### Exercise instructions:
Every record shown here must be duplicated without change.

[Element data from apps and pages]
--- START ---
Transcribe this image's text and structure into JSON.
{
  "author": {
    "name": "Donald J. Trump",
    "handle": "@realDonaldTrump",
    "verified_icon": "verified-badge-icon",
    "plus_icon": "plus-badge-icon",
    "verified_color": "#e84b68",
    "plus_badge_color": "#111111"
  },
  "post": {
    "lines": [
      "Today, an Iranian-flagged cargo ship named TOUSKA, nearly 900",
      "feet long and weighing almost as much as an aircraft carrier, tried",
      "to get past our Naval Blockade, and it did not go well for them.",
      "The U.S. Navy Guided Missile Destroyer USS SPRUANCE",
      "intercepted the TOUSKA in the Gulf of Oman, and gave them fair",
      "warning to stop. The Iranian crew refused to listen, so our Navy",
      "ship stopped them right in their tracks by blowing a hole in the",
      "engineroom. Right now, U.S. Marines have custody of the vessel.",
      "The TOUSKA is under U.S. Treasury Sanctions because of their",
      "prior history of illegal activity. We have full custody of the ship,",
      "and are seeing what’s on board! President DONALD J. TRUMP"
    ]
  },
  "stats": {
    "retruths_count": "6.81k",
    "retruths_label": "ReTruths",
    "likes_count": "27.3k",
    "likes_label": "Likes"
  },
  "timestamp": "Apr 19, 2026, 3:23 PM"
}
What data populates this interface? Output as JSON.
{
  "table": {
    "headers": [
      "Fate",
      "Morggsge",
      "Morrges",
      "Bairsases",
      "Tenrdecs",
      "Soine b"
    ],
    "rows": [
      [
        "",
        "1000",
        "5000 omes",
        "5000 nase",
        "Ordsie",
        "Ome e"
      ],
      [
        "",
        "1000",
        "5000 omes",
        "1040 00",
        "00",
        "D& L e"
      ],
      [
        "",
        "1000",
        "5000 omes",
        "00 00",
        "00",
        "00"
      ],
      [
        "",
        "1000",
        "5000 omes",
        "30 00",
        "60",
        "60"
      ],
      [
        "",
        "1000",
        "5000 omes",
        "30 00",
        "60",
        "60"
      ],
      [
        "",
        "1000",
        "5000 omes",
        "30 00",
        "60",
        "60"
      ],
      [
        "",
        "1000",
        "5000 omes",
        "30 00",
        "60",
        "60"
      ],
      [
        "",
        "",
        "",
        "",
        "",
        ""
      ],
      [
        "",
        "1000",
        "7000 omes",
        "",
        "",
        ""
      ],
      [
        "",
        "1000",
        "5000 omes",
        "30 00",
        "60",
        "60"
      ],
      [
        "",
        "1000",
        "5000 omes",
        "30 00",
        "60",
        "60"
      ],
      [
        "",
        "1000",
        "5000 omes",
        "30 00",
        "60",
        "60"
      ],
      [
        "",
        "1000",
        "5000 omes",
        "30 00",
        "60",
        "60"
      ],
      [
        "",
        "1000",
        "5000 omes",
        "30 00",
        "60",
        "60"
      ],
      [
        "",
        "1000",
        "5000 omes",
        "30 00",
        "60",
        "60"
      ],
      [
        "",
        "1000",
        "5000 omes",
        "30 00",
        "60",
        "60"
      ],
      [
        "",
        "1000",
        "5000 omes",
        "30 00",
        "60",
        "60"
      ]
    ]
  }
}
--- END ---
### Reply:
Transcribe this image's text and structure into JSON.
{
  "author": {
    "name": "Donald J. Trump",
    "handle": "@realDonaldTrump",
    "verified_icon": "verified-badge-icon",
    "plus_icon": "plus-badge-icon",
    "verified_color": "#e84b68",
    "plus_badge_color": "#111111"
  },
  "post": {
    "lines": [
      "Today, an Iranian-flagged cargo ship named TOUSKA, nearly 900",
      "feet long and weighing almost as much as an aircraft carrier, tried",
      "to get past our Naval Blockade, and it did not go well for them.",
      "The U.S. Navy Guided Missile Destroyer USS SPRUANCE",
      "intercepted the TOUSKA in the Gulf of Oman, and gave them fair",
      "warning to stop. The Iranian crew refused to listen, so our Navy",
      "ship stopped them right in their tracks by blowing a hole in the",
      "engineroom. Right now, U.S. Marines have custody of the vessel.",
      "The TOUSKA is under U.S. Treasury Sanctions because of their",
      "prior history of illegal activity. We have full custody of the ship,",
      "and are seeing what’s on board! President DONALD J. TRUMP"
    ]
  },
  "stats": {
    "retruths_count": "6.81k",
    "retruths_label": "ReTruths",
    "likes_count": "27.3k",
    "likes_label": "Likes"
  },
  "timestamp": "Apr 19, 2026, 3:23 PM"
}
What data populates this interface? Output as JSON.
{
  "table": {
    "headers": [
      "Fate",
      "Morggsge",
      "Morrges",
      "Bairsases",
      "Tenrdecs",
      "Soine b"
    ],
    "rows": [
      [
        "",
        "1000",
        "5000 omes",
        "5000 nase",
        "Ordsie",
        "Ome e"
      ],
      [
        "",
        "1000",
        "5000 omes",
        "1040 00",
        "00",
        "D& L e"
      ],
      [
        "",
        "1000",
        "5000 omes",
        "00 00",
        "00",
        "00"
      ],
      [
        "",
        "1000",
        "5000 omes",
        "30 00",
        "60",
        "60"
      ],
      [
        "",
        "1000",
        "5000 omes",
        "30 00",
        "60",
        "60"
      ],
      [
        "",
        "1000",
        "5000 omes",
        "30 00",
        "60",
        "60"
      ],
      [
        "",
        "1000",
        "5000 omes",
        "30 00",
        "60",
        "60"
      ],
      [
        "",
        "",
        "",
        "",
        "",
        ""
      ],
      [
        "",
        "1000",
        "7000 omes",
        "",
        "",
        ""
      ],
      [
        "",
        "1000",
        "5000 omes",
        "30 00",
        "60",
        "60"
      ],
      [
        "",
        "1000",
        "5000 omes",
        "30 00",
        "60",
        "60"
      ],
      [
        "",
        "1000",
        "5000 omes",
        "30 00",
        "60",
        "60"
      ],
      [
        "",
        "1000",
        "5000 omes",
        "30 00",
        "60",
        "60"
      ],
      [
        "",
        "1000",
        "5000 omes",
        "30 00",
        "60",
        "60"
      ],
      [
        "",
        "1000",
        "5000 omes",
        "30 00",
        "60",
        "60"
      ],
      [
        "",
        "1000",
        "5000 omes",
        "30 00",
        "60",
        "60"
      ],
      [
        "",
        "1000",
        "5000 omes",
        "30 00",
        "60",
        "60"
      ]
    ]
  }
}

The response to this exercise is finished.